__DATASET EXTRACT__.
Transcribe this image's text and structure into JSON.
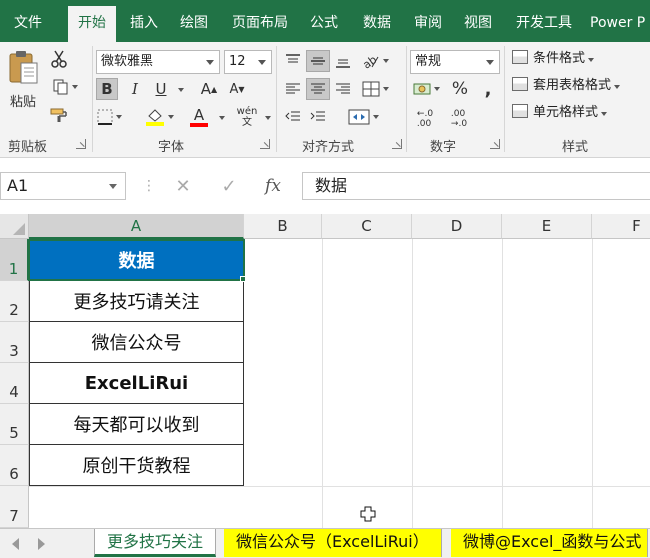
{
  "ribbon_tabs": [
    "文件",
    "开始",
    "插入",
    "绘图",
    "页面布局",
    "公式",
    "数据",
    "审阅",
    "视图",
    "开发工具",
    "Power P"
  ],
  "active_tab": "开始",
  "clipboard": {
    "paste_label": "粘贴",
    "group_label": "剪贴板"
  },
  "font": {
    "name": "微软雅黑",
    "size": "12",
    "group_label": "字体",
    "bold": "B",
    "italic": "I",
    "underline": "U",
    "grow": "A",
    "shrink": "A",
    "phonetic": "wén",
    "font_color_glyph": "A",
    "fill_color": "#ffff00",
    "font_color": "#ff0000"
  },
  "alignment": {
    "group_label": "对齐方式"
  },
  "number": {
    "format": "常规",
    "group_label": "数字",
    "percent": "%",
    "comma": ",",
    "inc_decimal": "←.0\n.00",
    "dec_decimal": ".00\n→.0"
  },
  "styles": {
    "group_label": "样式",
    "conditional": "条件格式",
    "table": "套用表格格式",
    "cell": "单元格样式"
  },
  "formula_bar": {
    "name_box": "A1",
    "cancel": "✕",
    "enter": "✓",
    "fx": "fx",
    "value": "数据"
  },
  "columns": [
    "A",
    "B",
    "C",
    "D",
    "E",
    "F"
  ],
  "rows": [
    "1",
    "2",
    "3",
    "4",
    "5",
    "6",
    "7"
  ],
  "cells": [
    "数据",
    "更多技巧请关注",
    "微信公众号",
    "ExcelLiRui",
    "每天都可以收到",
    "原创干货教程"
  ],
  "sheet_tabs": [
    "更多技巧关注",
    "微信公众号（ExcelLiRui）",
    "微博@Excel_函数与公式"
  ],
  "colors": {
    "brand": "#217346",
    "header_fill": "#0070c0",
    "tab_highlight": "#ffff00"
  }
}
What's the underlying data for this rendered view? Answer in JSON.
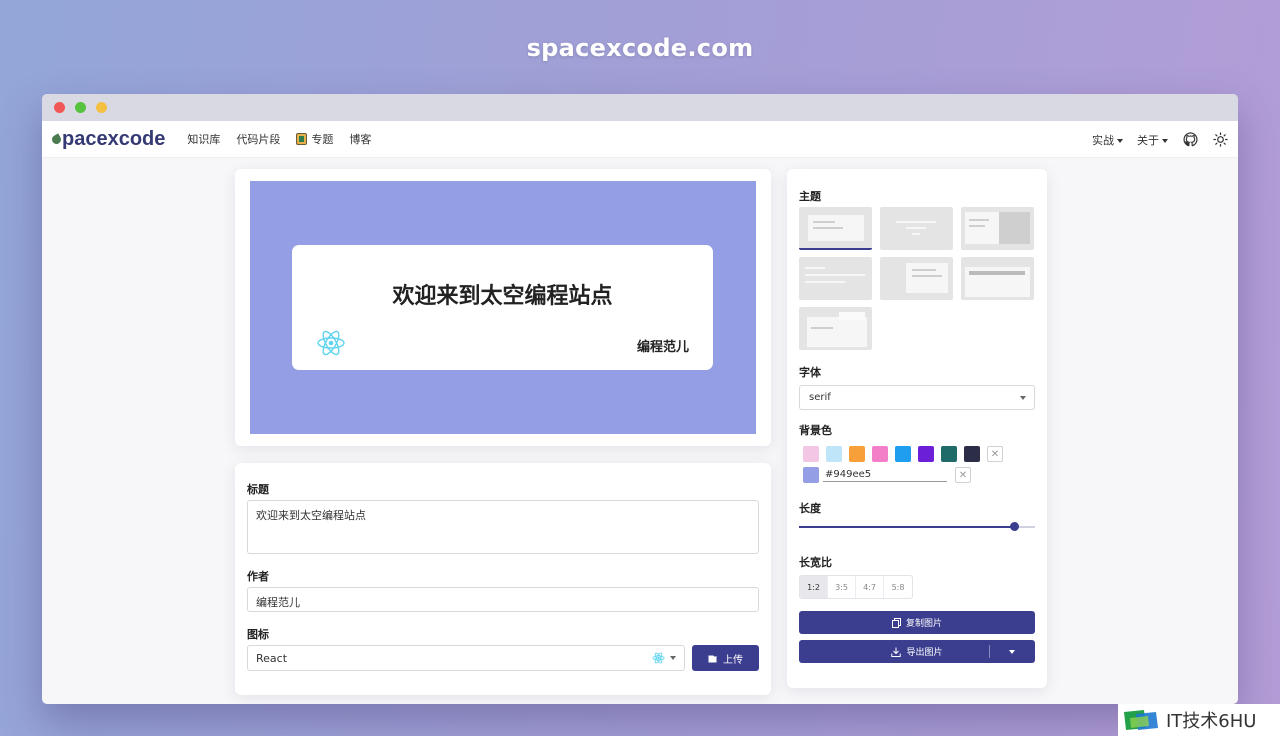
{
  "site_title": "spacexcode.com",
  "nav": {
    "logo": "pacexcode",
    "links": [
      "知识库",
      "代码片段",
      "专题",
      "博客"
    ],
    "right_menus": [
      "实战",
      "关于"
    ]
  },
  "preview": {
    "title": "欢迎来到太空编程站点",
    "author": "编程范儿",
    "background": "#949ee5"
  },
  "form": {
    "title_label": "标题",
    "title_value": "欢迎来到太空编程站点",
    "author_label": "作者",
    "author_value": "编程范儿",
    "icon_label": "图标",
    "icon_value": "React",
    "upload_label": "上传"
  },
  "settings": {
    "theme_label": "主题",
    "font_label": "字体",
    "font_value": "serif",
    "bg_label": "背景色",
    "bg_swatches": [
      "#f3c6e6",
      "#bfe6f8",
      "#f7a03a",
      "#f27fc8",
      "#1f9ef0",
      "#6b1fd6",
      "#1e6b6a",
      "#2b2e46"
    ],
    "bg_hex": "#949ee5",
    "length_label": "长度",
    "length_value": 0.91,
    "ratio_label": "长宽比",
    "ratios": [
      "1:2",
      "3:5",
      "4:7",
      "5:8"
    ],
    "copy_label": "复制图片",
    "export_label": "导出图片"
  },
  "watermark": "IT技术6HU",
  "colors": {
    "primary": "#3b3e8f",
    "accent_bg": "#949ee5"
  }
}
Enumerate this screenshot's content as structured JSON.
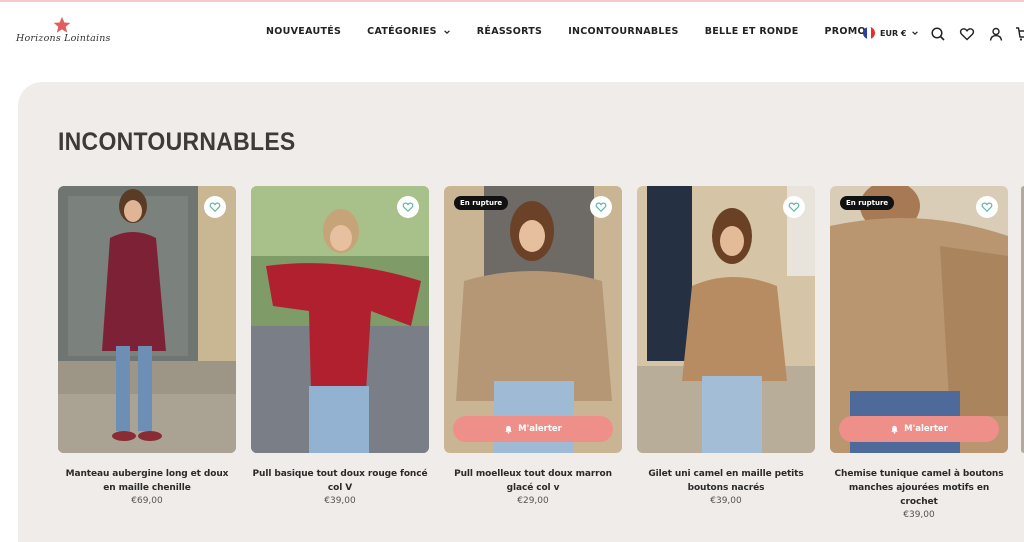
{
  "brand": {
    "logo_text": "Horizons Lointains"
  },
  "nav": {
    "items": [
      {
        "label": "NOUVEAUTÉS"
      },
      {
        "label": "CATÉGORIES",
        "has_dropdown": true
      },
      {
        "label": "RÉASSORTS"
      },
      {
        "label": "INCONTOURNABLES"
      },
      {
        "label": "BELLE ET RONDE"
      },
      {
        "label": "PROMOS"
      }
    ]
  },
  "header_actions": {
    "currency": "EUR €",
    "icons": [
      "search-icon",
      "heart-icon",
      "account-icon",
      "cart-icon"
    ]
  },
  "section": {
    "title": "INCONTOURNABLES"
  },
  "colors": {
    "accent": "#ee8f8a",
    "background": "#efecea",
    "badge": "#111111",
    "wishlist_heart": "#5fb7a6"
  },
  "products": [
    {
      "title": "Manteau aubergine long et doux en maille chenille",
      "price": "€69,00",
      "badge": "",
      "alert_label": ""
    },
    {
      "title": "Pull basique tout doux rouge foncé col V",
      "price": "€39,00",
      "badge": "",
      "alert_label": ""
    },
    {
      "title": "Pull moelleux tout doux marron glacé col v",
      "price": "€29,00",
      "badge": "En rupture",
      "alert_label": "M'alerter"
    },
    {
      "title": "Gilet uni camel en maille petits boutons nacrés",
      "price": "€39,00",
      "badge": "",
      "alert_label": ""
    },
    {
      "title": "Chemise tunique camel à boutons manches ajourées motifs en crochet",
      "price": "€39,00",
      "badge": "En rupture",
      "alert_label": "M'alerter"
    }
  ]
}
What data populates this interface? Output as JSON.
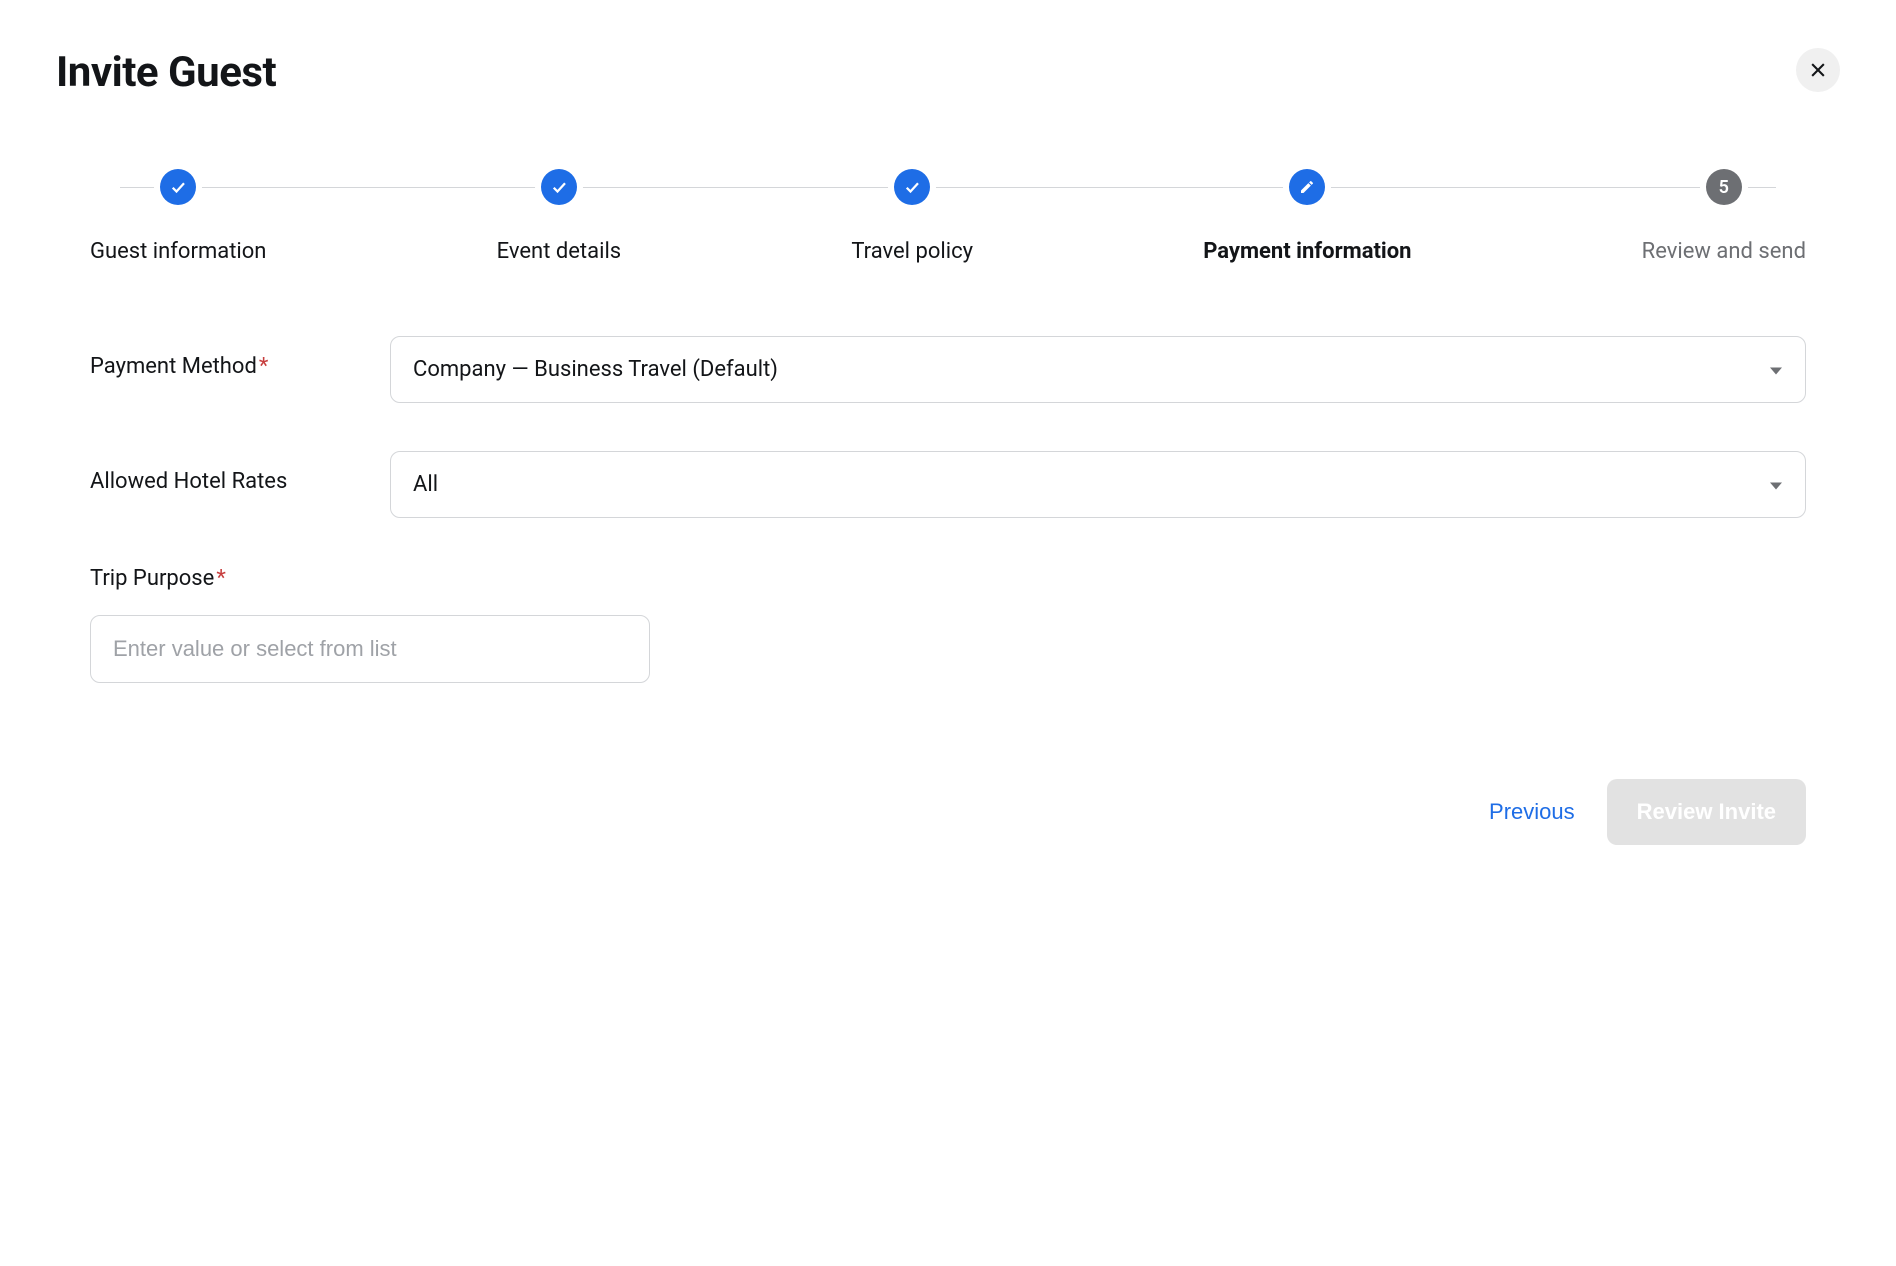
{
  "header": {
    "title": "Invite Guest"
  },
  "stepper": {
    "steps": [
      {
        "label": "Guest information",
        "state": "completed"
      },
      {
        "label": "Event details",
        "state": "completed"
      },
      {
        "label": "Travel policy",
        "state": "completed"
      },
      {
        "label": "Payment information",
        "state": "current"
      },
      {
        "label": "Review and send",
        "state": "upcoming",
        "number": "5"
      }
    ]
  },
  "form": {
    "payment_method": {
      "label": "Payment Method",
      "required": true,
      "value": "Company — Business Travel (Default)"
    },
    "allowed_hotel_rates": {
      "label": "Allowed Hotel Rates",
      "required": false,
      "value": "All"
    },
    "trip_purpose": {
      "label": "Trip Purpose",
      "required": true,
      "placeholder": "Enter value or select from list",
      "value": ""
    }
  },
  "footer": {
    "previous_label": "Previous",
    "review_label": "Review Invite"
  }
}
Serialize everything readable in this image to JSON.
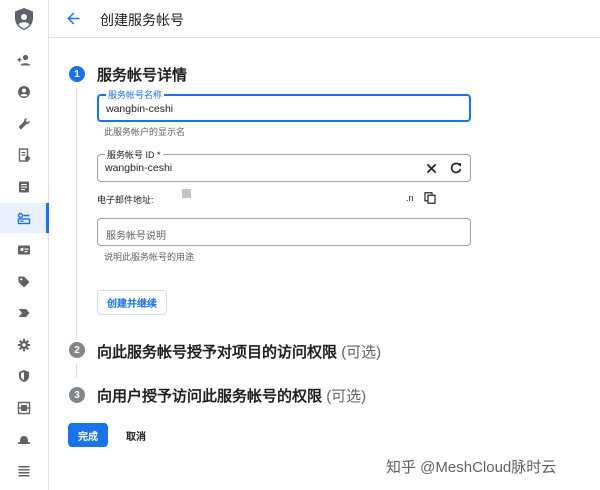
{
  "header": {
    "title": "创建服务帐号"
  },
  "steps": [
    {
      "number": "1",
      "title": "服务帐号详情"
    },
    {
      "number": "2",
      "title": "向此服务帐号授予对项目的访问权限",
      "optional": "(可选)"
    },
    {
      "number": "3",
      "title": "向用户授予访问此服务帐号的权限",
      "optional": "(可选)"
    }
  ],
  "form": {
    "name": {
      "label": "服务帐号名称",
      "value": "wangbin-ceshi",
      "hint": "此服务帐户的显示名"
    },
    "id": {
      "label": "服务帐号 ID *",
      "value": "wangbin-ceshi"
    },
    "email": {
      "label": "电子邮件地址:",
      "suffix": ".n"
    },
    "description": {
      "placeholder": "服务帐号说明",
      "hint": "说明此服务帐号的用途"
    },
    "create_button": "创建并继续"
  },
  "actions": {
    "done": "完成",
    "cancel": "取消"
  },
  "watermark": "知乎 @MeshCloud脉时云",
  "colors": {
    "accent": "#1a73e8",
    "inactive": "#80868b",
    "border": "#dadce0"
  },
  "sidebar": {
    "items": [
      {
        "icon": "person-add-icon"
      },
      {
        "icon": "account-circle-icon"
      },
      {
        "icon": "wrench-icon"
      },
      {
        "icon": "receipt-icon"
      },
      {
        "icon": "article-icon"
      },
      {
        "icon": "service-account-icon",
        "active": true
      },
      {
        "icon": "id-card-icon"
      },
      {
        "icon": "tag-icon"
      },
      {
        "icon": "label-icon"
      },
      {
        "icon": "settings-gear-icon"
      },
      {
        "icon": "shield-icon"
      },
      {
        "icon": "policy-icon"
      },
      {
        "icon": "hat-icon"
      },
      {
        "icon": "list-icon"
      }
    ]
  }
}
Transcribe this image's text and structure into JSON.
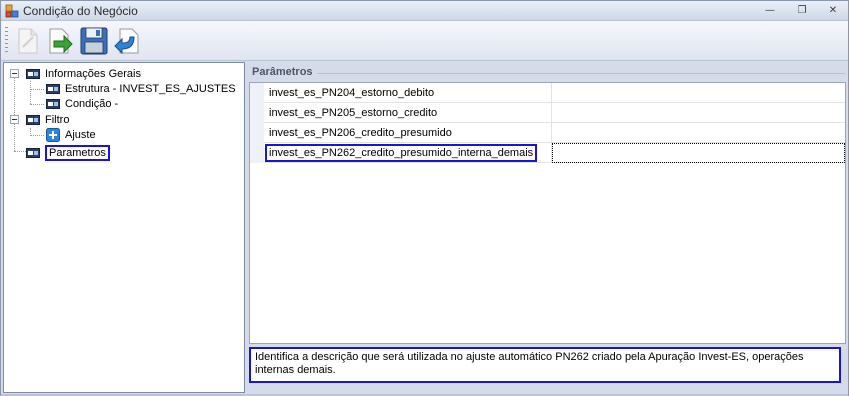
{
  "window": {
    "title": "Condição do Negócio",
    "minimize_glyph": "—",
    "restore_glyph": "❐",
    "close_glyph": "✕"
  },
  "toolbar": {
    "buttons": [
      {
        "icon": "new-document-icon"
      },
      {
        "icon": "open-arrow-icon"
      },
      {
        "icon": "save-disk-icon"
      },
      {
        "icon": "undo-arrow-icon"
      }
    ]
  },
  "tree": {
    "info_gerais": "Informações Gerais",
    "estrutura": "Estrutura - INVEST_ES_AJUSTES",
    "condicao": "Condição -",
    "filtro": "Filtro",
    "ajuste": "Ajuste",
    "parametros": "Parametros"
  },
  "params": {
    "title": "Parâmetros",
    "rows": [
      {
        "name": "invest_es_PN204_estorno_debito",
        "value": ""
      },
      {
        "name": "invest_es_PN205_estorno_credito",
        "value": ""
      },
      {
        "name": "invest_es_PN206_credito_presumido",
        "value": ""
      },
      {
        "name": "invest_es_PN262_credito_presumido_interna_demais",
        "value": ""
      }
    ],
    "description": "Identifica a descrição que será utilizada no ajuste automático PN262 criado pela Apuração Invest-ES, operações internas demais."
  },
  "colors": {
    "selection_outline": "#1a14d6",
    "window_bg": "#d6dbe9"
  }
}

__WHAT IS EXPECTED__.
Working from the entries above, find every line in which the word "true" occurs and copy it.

__RESULT BELOW__.
        "has_dropdown": true
      "required": true,
      "required": true,
        "active": true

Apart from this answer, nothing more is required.